This church on the shoreline of Istanbul looks ornate yet pretty normal, that is until you go up and take a closer look. The Bulgarian St. Stephen Church isn’t made of stone but rather of cast iron. It’s a rare survival of a nineteenth-century craze in prefab cast iron churches.
Also known as the Bulgarian Iron Church, its parts were cast in Vienna in 1871 and shipped down the Danube in a hundred barges to be assembled in Istanbul. This building marks an important time in the Bulgarian Orthodox Church. Bulgaria and Greece were both ruled by the Ottoman Empire. Bulgarian Christians were under the domain of the Greek Patriarch, but the Bulgarians complained that he favored Greeks over Bulgarians. So the Sultan granted the Bulgarians their own Exarch, giving them a religious independence that they have to this day.
If you’re in Istanbul, head on over to this church, pull a coin out of your pocket and tap it against the wall. You’ll hear a loud ding ding ding that proves it’s really metal! Needless to say, iron buildings need love and care. Currently the building is undergoing restoration work so that it can amaze visitors and churchgoers for generations to come.

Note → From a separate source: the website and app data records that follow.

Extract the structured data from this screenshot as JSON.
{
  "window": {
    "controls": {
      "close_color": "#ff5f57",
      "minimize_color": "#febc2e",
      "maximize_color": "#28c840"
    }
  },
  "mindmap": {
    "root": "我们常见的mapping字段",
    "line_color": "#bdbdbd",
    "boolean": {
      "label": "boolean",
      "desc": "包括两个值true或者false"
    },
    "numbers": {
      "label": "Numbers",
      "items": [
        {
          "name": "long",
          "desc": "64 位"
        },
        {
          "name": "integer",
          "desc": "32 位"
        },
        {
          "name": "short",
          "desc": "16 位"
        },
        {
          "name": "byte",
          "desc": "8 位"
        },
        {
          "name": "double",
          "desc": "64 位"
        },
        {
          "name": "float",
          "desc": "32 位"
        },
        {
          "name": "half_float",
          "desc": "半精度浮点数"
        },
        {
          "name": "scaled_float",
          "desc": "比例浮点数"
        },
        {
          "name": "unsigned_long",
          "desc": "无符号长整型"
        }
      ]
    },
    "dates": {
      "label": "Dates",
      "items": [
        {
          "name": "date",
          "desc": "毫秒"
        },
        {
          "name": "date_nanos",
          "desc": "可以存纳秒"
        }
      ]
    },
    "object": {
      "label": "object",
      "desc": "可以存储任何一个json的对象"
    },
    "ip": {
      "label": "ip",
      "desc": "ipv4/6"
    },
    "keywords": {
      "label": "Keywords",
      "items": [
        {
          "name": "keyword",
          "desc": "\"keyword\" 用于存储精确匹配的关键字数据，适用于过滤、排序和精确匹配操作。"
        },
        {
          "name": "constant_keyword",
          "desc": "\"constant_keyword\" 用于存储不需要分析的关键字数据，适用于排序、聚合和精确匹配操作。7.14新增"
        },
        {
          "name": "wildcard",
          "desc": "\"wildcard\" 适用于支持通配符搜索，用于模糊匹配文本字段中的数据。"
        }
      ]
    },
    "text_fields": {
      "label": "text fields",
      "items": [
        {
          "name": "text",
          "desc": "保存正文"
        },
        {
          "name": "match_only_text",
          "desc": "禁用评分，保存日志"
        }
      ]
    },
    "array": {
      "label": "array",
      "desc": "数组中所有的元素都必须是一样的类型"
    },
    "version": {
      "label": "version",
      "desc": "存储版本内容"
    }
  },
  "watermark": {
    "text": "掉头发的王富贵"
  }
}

Liverpool can boast two cast iron churches: St. Michael’s and St. George’s, although they are only partially iron. For the full prefab effect, you need to go to Istanbul.
Photo courtesy Wikimedia Commons.